On February 12, 1809 Thomas and Nancy Lincoln welcomed their first son, Abraham, into the world. Abraham was named after his grandfather who was killed by Indians in 1786 near Nolin Creek in Hardin County, Kentucky. (Stone 8) He spent the first few years in Nolin Creek, but by the age of two his father, in search of better farming land, moved them a few miles away to Knob Creek. At one time his family had owned slaves, but they gave up that practice before Lincoln was born. His family even left their church to join one that supported antislavery. When young Abraham was old enough he began helping his father with all the farm work and he too shared in the belief that owning slaves was wrong.
Lincoln’s mother, even though illiterate, believed that her children needed and education so she would recite scriptures she had committed to memory to them daily and she encouraged them to attend school whenever possible. Abraham was eager to learn, so when he chores were finished he and his sister Sarah would walk over two miles to attend school. In 1816, at the age of 7, Abraham and his family moved again and this time they moved to the free state of Indiana where land was cheap and slavery was not allowed. (Stone 10) It was here that Abraham’s mother became ill from milk sickness and later died at the age of 34. Abraham’s father needed a wife and mother, so the following year he married an old friend named Sara Bush Johnson. For the next several years Abraham would continue working on the farm and attending school whenever possible. Abraham when help the neighbors read and also enjoyed writing poetry. On a page in his arithmetic book he wrote,
“Abraham Lincoln his hand and pen
he will be good
but god knows when.” (Stone 16)
In 1828 after his sister Sara died during child birth, he decided to leave Pigeon Creek for good, so he went to work for a man named James Gentry. He worked for Mr. Gentry’s ferry boat company for a number of years and then in 1831 he left for the town of New Salem. It was here that Abraham decided to continue his education and to pursue his passion for law. Even though he only had one year of education, he was a quick and eager learner. He sparked the interest of James Rutledge, the founder of the New Salem Debating Society. Rutledge urged Lincoln to continue studying and loaned him his law books. Lincoln was a quick study and before long he was drafting law papers for the locals and giving his opinions to the courts.

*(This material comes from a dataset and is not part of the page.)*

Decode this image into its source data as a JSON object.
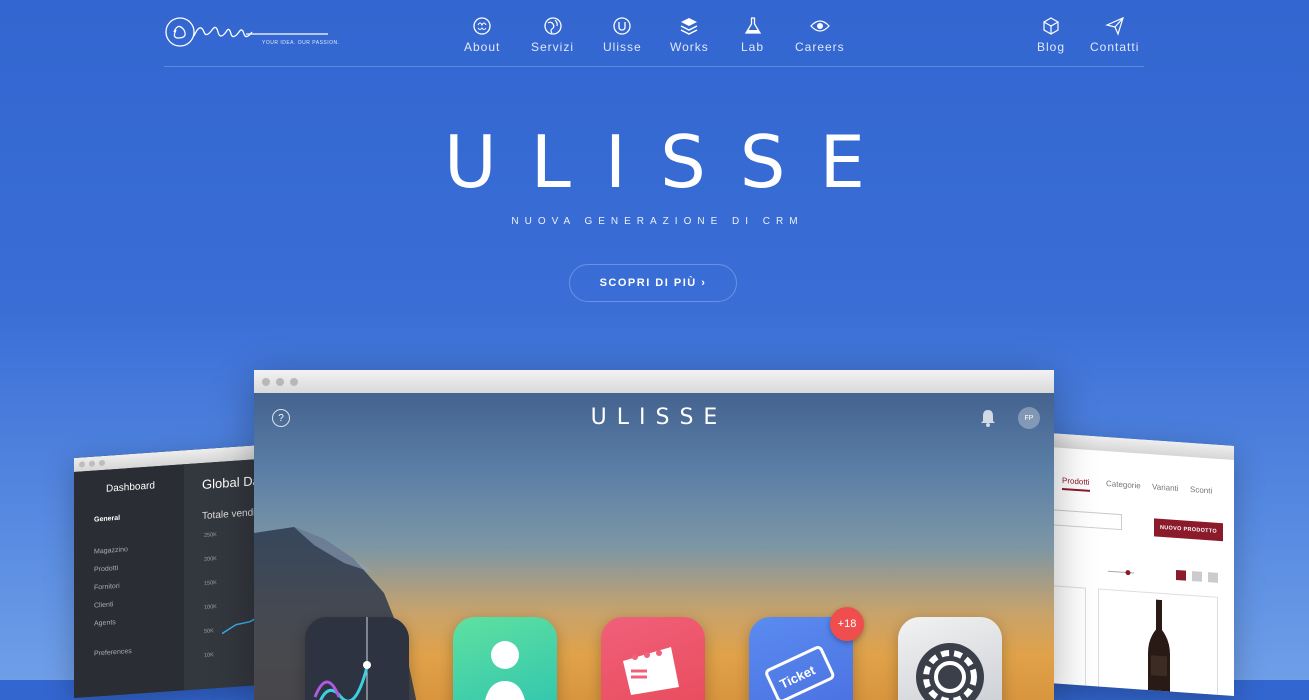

In 1832 Rutledge convinced Abraham to run for state legislature, but unfortunately the Black Hawk war broke out and Abraham and his friends were volunteers, so Lincoln was unsuccessful in winning the election. Once the war was over Lincoln returned home and worked several jobs over the next several years. He was a joint owner of a general store, post master, and then a land surveyor. Abraham worked very hard to pay off all of his debts and even the debts of his deceased partner, this hard work and dedication earned him...